▶ _WORK ORDER_: Give back each line of the material that contains the word "Indian".

▶ _PROVIDED RECORDS_:
════

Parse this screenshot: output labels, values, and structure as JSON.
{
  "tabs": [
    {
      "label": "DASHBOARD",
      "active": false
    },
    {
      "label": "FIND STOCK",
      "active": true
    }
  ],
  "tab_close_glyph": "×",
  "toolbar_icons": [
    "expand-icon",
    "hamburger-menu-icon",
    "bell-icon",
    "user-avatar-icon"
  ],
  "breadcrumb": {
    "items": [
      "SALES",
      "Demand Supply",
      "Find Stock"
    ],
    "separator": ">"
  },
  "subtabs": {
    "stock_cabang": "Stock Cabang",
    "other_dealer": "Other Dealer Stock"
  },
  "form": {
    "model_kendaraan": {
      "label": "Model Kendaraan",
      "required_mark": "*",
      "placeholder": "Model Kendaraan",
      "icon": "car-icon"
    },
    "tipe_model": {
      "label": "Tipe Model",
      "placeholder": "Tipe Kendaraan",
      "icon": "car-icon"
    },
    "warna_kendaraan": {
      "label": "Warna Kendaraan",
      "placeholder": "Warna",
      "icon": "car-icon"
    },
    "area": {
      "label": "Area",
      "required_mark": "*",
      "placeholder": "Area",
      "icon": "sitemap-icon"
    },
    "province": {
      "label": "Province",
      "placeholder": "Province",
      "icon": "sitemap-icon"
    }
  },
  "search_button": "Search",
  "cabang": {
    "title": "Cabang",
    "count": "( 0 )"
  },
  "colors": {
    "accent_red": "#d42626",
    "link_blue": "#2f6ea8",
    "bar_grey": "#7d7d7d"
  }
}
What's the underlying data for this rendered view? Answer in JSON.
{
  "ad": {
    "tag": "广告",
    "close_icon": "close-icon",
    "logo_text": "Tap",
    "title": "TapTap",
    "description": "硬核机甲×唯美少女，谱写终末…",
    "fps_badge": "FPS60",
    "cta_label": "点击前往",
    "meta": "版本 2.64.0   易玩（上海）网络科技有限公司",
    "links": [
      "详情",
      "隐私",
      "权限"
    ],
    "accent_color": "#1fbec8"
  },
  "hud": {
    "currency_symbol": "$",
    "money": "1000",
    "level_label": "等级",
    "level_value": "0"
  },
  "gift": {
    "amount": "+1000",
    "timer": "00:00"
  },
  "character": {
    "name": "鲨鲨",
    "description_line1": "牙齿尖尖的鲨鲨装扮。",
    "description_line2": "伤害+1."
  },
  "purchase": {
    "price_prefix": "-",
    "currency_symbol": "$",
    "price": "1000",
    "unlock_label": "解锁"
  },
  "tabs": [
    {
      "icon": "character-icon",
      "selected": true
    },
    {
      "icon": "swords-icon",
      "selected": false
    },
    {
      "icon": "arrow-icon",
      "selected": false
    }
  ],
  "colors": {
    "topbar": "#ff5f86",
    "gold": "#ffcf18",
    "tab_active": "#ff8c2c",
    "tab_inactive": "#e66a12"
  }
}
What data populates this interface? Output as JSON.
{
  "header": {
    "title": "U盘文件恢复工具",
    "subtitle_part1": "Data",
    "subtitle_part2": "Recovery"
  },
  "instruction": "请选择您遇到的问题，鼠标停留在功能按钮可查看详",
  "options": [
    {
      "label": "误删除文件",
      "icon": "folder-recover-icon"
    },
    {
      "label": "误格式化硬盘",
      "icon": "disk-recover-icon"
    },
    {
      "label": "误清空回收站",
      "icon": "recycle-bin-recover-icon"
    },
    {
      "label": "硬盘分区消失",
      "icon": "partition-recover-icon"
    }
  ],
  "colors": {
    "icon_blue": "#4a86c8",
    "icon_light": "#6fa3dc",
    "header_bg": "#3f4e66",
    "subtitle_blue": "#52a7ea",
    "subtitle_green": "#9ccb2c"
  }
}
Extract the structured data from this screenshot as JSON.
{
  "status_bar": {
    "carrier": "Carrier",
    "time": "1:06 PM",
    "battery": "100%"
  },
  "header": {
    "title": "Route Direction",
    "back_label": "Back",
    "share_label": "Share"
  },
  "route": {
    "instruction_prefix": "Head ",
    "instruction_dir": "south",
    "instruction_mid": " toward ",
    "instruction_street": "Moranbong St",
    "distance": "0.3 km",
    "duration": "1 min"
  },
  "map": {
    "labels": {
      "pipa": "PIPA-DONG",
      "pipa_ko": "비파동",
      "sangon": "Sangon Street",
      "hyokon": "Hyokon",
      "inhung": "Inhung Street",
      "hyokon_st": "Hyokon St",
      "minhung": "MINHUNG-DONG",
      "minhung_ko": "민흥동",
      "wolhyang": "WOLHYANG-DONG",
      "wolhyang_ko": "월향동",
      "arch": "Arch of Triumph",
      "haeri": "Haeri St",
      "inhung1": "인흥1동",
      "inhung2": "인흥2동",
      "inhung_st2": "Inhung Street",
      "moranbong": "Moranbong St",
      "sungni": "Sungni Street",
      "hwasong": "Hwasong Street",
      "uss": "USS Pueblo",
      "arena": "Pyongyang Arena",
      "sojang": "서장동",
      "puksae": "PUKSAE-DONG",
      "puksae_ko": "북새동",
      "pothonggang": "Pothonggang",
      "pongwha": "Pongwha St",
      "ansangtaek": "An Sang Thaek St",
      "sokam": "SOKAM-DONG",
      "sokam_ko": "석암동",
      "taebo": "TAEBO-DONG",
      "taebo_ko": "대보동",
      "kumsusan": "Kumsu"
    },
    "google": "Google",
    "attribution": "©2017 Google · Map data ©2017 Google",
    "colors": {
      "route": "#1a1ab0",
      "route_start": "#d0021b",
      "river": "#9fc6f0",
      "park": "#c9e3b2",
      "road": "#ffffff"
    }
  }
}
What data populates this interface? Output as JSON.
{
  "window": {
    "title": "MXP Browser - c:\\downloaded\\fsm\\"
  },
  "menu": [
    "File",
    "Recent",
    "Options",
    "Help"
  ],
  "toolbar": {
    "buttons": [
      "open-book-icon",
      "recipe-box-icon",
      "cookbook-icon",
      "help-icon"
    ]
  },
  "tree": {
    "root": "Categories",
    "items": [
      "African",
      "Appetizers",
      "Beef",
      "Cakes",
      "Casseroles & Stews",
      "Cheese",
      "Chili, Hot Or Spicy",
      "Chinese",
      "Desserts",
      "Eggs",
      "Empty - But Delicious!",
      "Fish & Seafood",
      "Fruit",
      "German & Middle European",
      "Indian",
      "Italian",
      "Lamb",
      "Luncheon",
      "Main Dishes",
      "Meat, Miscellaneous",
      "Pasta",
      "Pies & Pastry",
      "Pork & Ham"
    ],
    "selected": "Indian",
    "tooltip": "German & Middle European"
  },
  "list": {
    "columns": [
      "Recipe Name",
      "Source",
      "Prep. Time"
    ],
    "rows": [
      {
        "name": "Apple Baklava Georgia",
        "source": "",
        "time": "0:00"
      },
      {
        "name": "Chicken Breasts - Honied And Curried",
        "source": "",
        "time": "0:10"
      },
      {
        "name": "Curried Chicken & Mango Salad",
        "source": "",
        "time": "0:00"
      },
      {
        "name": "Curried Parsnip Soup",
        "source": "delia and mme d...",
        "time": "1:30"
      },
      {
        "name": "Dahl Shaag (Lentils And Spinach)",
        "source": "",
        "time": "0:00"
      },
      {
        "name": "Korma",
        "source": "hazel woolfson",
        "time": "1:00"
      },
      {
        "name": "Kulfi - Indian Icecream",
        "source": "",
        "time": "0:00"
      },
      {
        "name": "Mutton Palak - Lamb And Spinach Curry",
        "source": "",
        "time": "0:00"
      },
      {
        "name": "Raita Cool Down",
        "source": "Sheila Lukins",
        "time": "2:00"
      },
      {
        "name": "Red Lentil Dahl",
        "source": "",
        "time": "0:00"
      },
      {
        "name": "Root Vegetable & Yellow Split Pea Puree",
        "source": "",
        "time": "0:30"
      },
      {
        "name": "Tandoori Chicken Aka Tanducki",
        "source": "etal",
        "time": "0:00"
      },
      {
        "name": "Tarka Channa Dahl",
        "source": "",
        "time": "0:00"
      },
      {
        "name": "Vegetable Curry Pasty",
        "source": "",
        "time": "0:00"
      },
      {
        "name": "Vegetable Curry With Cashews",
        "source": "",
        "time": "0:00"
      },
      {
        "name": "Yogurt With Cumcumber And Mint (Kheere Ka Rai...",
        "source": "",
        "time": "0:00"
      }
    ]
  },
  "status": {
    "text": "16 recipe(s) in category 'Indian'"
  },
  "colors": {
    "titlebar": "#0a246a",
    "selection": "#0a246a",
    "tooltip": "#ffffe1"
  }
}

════

▶ _ANSWER SECTION_:
      "Indian",
    "selected": "Indian",
        "name": "Kulfi - Indian Icecream",
    "text": "16 recipe(s) in category 'Indian'"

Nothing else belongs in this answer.